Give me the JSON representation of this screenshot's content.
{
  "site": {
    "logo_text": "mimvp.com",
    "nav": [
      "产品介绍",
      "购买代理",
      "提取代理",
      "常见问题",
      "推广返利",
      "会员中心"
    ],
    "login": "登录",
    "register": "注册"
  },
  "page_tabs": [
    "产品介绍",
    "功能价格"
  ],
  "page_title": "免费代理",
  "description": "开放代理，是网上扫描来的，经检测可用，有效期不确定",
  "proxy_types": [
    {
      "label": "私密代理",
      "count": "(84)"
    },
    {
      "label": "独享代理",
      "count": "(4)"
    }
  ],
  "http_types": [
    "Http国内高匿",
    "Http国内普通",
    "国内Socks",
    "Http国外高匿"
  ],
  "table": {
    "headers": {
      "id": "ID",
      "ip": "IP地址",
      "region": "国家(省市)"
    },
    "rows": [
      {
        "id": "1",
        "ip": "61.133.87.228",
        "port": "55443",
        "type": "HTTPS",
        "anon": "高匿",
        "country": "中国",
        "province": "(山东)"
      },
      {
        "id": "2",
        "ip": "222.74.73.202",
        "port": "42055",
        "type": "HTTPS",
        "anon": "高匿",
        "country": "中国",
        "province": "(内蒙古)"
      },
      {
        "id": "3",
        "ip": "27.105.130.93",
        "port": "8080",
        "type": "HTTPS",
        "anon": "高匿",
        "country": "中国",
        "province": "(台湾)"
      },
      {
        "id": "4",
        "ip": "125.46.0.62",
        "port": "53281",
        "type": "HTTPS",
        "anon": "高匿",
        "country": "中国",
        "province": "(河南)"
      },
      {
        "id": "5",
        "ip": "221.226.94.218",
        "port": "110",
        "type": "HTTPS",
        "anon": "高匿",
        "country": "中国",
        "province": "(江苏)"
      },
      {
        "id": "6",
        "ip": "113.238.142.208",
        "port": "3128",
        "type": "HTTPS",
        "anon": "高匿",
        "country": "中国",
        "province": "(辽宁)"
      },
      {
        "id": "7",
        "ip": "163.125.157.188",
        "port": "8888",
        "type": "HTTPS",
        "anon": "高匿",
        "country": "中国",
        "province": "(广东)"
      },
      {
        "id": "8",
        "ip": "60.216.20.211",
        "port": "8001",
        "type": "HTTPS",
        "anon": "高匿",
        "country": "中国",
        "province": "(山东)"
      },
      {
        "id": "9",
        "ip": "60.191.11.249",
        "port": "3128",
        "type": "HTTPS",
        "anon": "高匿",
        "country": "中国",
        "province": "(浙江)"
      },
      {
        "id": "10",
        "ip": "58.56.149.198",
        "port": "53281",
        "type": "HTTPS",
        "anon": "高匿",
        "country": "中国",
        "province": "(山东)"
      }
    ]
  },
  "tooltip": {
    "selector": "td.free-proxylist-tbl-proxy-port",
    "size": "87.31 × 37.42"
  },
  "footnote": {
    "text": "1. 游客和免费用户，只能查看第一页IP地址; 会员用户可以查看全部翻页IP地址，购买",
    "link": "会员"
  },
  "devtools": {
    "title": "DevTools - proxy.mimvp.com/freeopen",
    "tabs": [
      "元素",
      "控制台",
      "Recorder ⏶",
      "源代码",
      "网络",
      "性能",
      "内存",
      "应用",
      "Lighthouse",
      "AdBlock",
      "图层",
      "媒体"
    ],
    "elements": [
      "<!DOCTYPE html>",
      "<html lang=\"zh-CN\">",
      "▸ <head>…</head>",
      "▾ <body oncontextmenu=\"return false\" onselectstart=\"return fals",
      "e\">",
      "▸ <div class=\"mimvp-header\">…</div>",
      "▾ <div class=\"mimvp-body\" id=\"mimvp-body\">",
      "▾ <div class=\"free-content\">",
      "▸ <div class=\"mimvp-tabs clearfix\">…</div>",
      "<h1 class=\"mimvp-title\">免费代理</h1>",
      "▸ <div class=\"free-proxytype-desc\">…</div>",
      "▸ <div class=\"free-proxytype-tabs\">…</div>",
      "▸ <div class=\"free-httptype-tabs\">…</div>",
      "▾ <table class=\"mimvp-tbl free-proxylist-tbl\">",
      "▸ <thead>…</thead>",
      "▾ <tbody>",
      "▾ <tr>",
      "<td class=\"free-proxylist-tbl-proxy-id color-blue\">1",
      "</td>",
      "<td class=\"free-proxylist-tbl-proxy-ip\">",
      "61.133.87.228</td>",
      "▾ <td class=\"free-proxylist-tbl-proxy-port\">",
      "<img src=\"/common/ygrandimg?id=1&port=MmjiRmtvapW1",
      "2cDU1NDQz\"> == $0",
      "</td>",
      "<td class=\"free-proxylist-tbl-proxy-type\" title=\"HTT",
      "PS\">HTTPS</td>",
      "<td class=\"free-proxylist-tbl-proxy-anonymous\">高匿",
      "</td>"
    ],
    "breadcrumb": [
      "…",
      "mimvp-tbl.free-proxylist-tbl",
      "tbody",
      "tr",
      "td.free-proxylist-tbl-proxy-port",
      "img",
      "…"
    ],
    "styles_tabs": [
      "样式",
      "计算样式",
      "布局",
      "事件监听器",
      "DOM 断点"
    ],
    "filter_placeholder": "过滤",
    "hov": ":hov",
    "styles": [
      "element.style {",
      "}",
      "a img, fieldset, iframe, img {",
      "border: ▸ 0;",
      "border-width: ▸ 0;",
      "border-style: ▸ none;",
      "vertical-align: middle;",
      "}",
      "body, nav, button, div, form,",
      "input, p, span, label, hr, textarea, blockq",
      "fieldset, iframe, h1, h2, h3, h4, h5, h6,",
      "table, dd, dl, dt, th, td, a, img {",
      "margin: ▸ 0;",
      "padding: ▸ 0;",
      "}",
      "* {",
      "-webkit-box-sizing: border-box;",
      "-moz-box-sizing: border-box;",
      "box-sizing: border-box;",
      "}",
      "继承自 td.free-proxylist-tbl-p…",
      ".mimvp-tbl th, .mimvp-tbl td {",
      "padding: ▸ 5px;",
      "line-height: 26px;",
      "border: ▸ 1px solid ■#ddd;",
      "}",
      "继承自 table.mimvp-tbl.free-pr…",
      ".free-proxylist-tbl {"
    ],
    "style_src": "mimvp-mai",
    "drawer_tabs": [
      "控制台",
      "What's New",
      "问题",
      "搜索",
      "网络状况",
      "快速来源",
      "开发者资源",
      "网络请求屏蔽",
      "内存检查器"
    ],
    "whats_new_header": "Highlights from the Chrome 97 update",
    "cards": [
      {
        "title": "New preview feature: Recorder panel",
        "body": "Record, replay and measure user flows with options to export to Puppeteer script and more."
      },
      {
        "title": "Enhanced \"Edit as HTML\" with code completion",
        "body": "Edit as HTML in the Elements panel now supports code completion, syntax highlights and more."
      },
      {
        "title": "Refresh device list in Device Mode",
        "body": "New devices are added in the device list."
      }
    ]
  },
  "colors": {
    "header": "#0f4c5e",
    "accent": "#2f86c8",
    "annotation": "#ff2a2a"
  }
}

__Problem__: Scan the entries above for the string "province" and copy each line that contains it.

__Answer section__:
        "province": "(山东)"
        "province": "(内蒙古)"
        "province": "(台湾)"
        "province": "(河南)"
        "province": "(江苏)"
        "province": "(辽宁)"
        "province": "(广东)"
        "province": "(山东)"
        "province": "(浙江)"
        "province": "(山东)"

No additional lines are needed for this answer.